## [Data records]

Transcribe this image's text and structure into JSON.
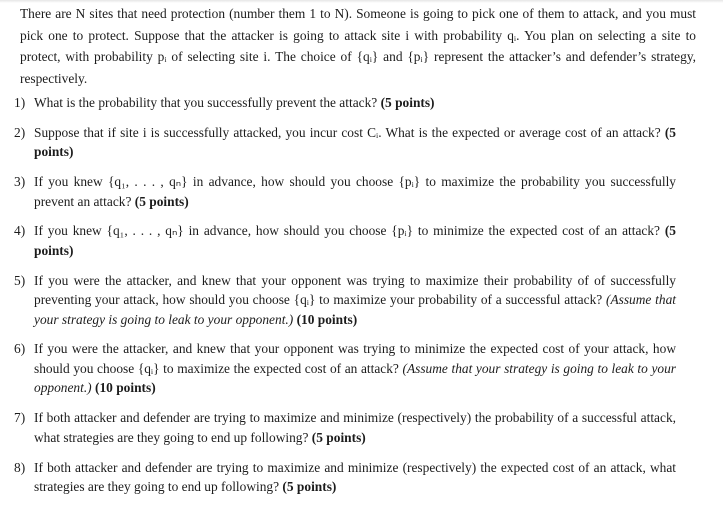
{
  "intro": {
    "text": "There are N sites that need protection (number them 1 to N). Someone is going to pick one of them to attack, and you must pick one to protect. Suppose that the attacker is going to attack site i with probability qᵢ. You plan on selecting a site to protect, with probability pᵢ of selecting site i. The choice of {qᵢ} and {pᵢ} represent the attacker’s and defender’s strategy, respectively."
  },
  "questions": [
    {
      "number": "1)",
      "text": "What is the probability that you successfully prevent the attack?",
      "note": "",
      "points": "(5 points)"
    },
    {
      "number": "2)",
      "text": "Suppose that if site i is successfully attacked, you incur cost Cᵢ. What is the expected or average cost of an attack?",
      "note": "",
      "points": "(5 points)"
    },
    {
      "number": "3)",
      "text": "If you knew {q₁, . . . , qₙ} in advance, how should you choose {pᵢ} to maximize the probability you successfully prevent an attack?",
      "note": "",
      "points": "(5 points)"
    },
    {
      "number": "4)",
      "text": "If you knew {q₁, . . . , qₙ} in advance, how should you choose {pᵢ} to minimize the expected cost of an attack?",
      "note": "",
      "points": "(5 points)"
    },
    {
      "number": "5)",
      "text": "If you were the attacker, and knew that your opponent was trying to maximize their probability of of successfully preventing your attack, how should you choose {qᵢ} to maximize your probability of a successful attack?",
      "note": "(Assume that your strategy is going to leak to your opponent.)",
      "points": "(10 points)"
    },
    {
      "number": "6)",
      "text": "If you were the attacker, and knew that your opponent was trying to minimize the expected cost of your attack, how should you choose {qᵢ} to maximize the expected cost of an attack?",
      "note": "(Assume that your strategy is going to leak to your opponent.)",
      "points": "(10 points)"
    },
    {
      "number": "7)",
      "text": "If both attacker and defender are trying to maximize and minimize (respectively) the probability of a successful attack, what strategies are they going to end up following?",
      "note": "",
      "points": "(5 points)"
    },
    {
      "number": "8)",
      "text": "If both attacker and defender are trying to maximize and minimize (respectively) the expected cost of an attack, what strategies are they going to end up following?",
      "note": "",
      "points": "(5 points)"
    }
  ]
}
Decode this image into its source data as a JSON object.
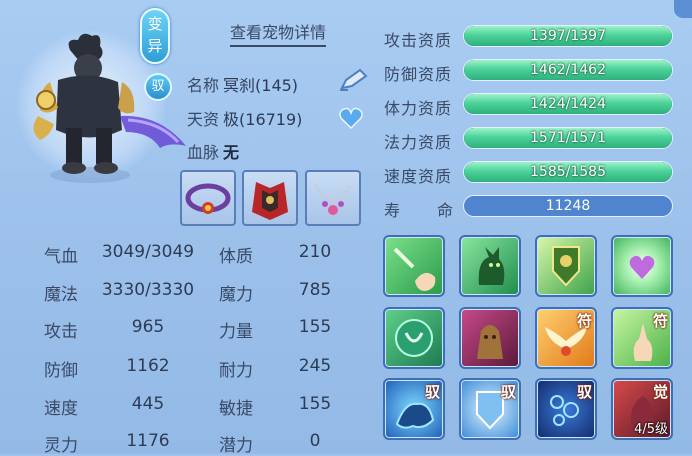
{
  "pet": {
    "badge_top": "变",
    "badge_bottom": "异",
    "badge_small": "驭",
    "detail_link": "查看宠物详情",
    "name_label": "名称",
    "name_value": "冥刹(145)",
    "talent_label": "天资",
    "talent_value": "极(16719)",
    "bloodline_label": "血脉",
    "bloodline_value": "无"
  },
  "stats": [
    {
      "label": "气血",
      "value": "3049/3049",
      "label2": "体质",
      "value2": "210"
    },
    {
      "label": "魔法",
      "value": "3330/3330",
      "label2": "魔力",
      "value2": "785"
    },
    {
      "label": "攻击",
      "value": "965",
      "label2": "力量",
      "value2": "155"
    },
    {
      "label": "防御",
      "value": "1162",
      "label2": "耐力",
      "value2": "245"
    },
    {
      "label": "速度",
      "value": "445",
      "label2": "敏捷",
      "value2": "155"
    },
    {
      "label": "灵力",
      "value": "1176",
      "label2": "潜力",
      "value2": "0"
    }
  ],
  "aptitudes": [
    {
      "label": "攻击资质",
      "value": "1397/1397",
      "fill": 1.0
    },
    {
      "label": "防御资质",
      "value": "1462/1462",
      "fill": 1.0
    },
    {
      "label": "体力资质",
      "value": "1424/1424",
      "fill": 1.0
    },
    {
      "label": "法力资质",
      "value": "1571/1571",
      "fill": 1.0
    },
    {
      "label": "速度资质",
      "value": "1585/1585",
      "fill": 1.0
    }
  ],
  "life": {
    "label_a": "寿",
    "label_b": "命",
    "value": "11248"
  },
  "skills": {
    "tag_fu": "符",
    "tag_yu": "驭",
    "tag_jue": "觉",
    "awaken_level": "4/5级"
  },
  "colors": {
    "panel_bg": "#a9ccf2",
    "bar_fill": "#4cd39a",
    "bar_track": "#2f5d9a",
    "life_bar": "#4f84cf",
    "text": "#3a4a66"
  },
  "icons": [
    "edit-icon",
    "heart-icon",
    "close-icon"
  ]
}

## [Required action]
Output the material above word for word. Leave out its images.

## [Output for this exercise]
Transcribe this image's text and structure into JSON.
{
  "intro": {
    "text": "There are N sites that need protection (number them 1 to N). Someone is going to pick one of them to attack, and you must pick one to protect. Suppose that the attacker is going to attack site i with probability qᵢ. You plan on selecting a site to protect, with probability pᵢ of selecting site i. The choice of {qᵢ} and {pᵢ} represent the attacker’s and defender’s strategy, respectively."
  },
  "questions": [
    {
      "number": "1)",
      "text": "What is the probability that you successfully prevent the attack?",
      "note": "",
      "points": "(5 points)"
    },
    {
      "number": "2)",
      "text": "Suppose that if site i is successfully attacked, you incur cost Cᵢ. What is the expected or average cost of an attack?",
      "note": "",
      "points": "(5 points)"
    },
    {
      "number": "3)",
      "text": "If you knew {q₁, . . . , qₙ} in advance, how should you choose {pᵢ} to maximize the probability you successfully prevent an attack?",
      "note": "",
      "points": "(5 points)"
    },
    {
      "number": "4)",
      "text": "If you knew {q₁, . . . , qₙ} in advance, how should you choose {pᵢ} to minimize the expected cost of an attack?",
      "note": "",
      "points": "(5 points)"
    },
    {
      "number": "5)",
      "text": "If you were the attacker, and knew that your opponent was trying to maximize their probability of of successfully preventing your attack, how should you choose {qᵢ} to maximize your probability of a successful attack?",
      "note": "(Assume that your strategy is going to leak to your opponent.)",
      "points": "(10 points)"
    },
    {
      "number": "6)",
      "text": "If you were the attacker, and knew that your opponent was trying to minimize the expected cost of your attack, how should you choose {qᵢ} to maximize the expected cost of an attack?",
      "note": "(Assume that your strategy is going to leak to your opponent.)",
      "points": "(10 points)"
    },
    {
      "number": "7)",
      "text": "If both attacker and defender are trying to maximize and minimize (respectively) the probability of a successful attack, what strategies are they going to end up following?",
      "note": "",
      "points": "(5 points)"
    },
    {
      "number": "8)",
      "text": "If both attacker and defender are trying to maximize and minimize (respectively) the expected cost of an attack, what strategies are they going to end up following?",
      "note": "",
      "points": "(5 points)"
    }
  ]
}
Decode this image into its source data as a JSON object.
{
  "pet": {
    "badge_top": "变",
    "badge_bottom": "异",
    "badge_small": "驭",
    "detail_link": "查看宠物详情",
    "name_label": "名称",
    "name_value": "冥刹(145)",
    "talent_label": "天资",
    "talent_value": "极(16719)",
    "bloodline_label": "血脉",
    "bloodline_value": "无"
  },
  "stats": [
    {
      "label": "气血",
      "value": "3049/3049",
      "label2": "体质",
      "value2": "210"
    },
    {
      "label": "魔法",
      "value": "3330/3330",
      "label2": "魔力",
      "value2": "785"
    },
    {
      "label": "攻击",
      "value": "965",
      "label2": "力量",
      "value2": "155"
    },
    {
      "label": "防御",
      "value": "1162",
      "label2": "耐力",
      "value2": "245"
    },
    {
      "label": "速度",
      "value": "445",
      "label2": "敏捷",
      "value2": "155"
    },
    {
      "label": "灵力",
      "value": "1176",
      "label2": "潜力",
      "value2": "0"
    }
  ],
  "aptitudes": [
    {
      "label": "攻击资质",
      "value": "1397/1397",
      "fill": 1.0
    },
    {
      "label": "防御资质",
      "value": "1462/1462",
      "fill": 1.0
    },
    {
      "label": "体力资质",
      "value": "1424/1424",
      "fill": 1.0
    },
    {
      "label": "法力资质",
      "value": "1571/1571",
      "fill": 1.0
    },
    {
      "label": "速度资质",
      "value": "1585/1585",
      "fill": 1.0
    }
  ],
  "life": {
    "label_a": "寿",
    "label_b": "命",
    "value": "11248"
  },
  "skills": {
    "tag_fu": "符",
    "tag_yu": "驭",
    "tag_jue": "觉",
    "awaken_level": "4/5级"
  },
  "colors": {
    "panel_bg": "#a9ccf2",
    "bar_fill": "#4cd39a",
    "bar_track": "#2f5d9a",
    "life_bar": "#4f84cf",
    "text": "#3a4a66"
  },
  "icons": [
    "edit-icon",
    "heart-icon",
    "close-icon"
  ]
}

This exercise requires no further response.